Also bring the fences up close as well and lock them tight. Revolve the cutter by hand before you switch on just to make sure there really is enough clearance. Level the fences through on the cutter bearing in the same way as for the rail scribe.
The panel raising cutters are necessarily large diameter so they may not fit through the aperture in your router table. If this is the case make a false table from a piece of MDF and bury the cutter into this to achieve necessary height adjustments. If the aperture is big enough insert a suitable ring to ensure maximum support fort the work.
Step 4 - Assembly of Frame and Finishing Touches
The final stages of the project involves constructing the door and making final adjustments.
Now with the router slowed down to a suitable speed for the diameter of the cutter, make a shallow pass across the two ends of the panel and then down the sides to remove any breakout.
Keep increasing the depth of cut until the lip formed on the edge of the panel is a nice sliding fit in the grooves on the frame.
Make a trial fit of the whole assembly just to check everything is in order and that the panel will not stop the scribed joints from closing up.
If everything is OK glue the frame joints and clamp the whole thing together making sure it is square. You do not normally put any glue on the panel edges but leave it loose to allow for any movement. If it is too loose use a tiny veneer pin or two put through the stile and panel from the back to stop it slopping about.
A light sanding once it is dry will flush off the joints and remove any glue smears and you can leave your door at that.
However for most situations where the doors are being hung singly, it looks better if you run a suitable complementary mould round the outer edge of the door to make them look a little lighter.

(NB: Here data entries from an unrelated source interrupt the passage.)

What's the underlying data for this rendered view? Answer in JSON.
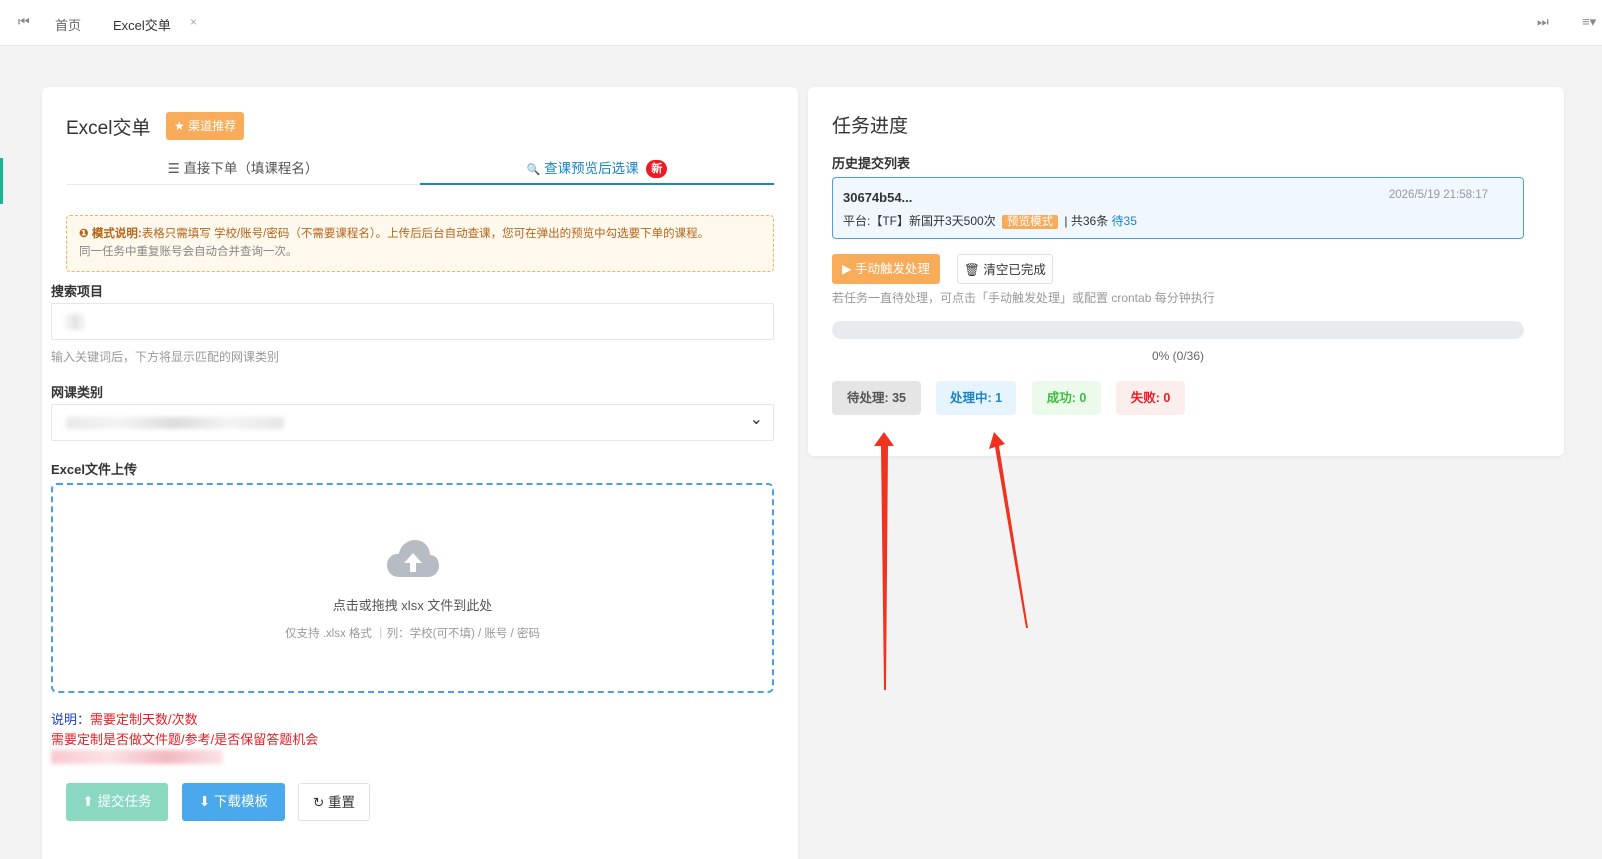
{
  "topbar": {
    "first_icon": "⏮",
    "tabs": [
      {
        "label": "首页"
      },
      {
        "label": "Excel交单",
        "close": "×"
      }
    ],
    "last_icon": "⏭",
    "menu_icon": "≡▾"
  },
  "left": {
    "title": "Excel交单",
    "recommend_button": "★ 渠道推荐",
    "tabs": [
      {
        "icon": "☰",
        "label": "直接下单（填课程名）"
      },
      {
        "icon": "🔍",
        "label": "查课预览后选课",
        "badge": "新"
      }
    ],
    "notice": {
      "prefix": "❶ 模式说明:",
      "text": "表格只需填写 学校/账号/密码（不需要课程名）。上传后后台自动查课，您可在弹出的预览中勾选要下单的课程。",
      "sub": "同一任务中重复账号会自动合并查询一次。"
    },
    "search": {
      "label": "搜索项目",
      "help": "输入关键词后，下方将显示匹配的网课类别"
    },
    "category": {
      "label": "网课类别",
      "chevron": "⌄"
    },
    "upload": {
      "label": "Excel文件上传",
      "main_text": "点击或拖拽 xlsx 文件到此处",
      "sub_text": "仅支持 .xlsx 格式 ｜列：学校(可不填) / 账号 / 密码"
    },
    "notes": {
      "prefix": "说明：",
      "line1": "需要定制天数/次数",
      "line2": "需要定制是否做文件题/参考/是否保留答题机会"
    },
    "buttons": {
      "submit": "⬆ 提交任务",
      "download": "⬇ 下载模板",
      "reset": "↻ 重置"
    }
  },
  "right": {
    "title": "任务进度",
    "history_label": "历史提交列表",
    "history": {
      "id": "30674b54...",
      "time": "2026/5/19 21:58:17",
      "platform": "平台:【TF】新国开3天500次",
      "mode_badge": "预览模式",
      "total": "| 共36条",
      "pending_link": "待35"
    },
    "trigger_button": "▶ 手动触发处理",
    "clear_button": "🗑 清空已完成",
    "hint": "若任务一直待处理，可点击「手动触发处理」或配置 crontab 每分钟执行",
    "progress": {
      "value": 0,
      "text": "0% (0/36)"
    },
    "stats": {
      "pending": "待处理: 35",
      "processing": "处理中: 1",
      "success": "成功: 0",
      "fail": "失败: 0"
    }
  },
  "colors": {
    "primary": "#1c84c6",
    "orange": "#f8ac59",
    "green": "#1ab394",
    "red": "#ed1c24",
    "arrow": "#f0321e"
  }
}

When you come to applying the finish remember to do exactly the same to both sides of the panel or you will set up differential shrinkage problems that will cause it to try and bow.
This is the completed Framed Door Routing Project.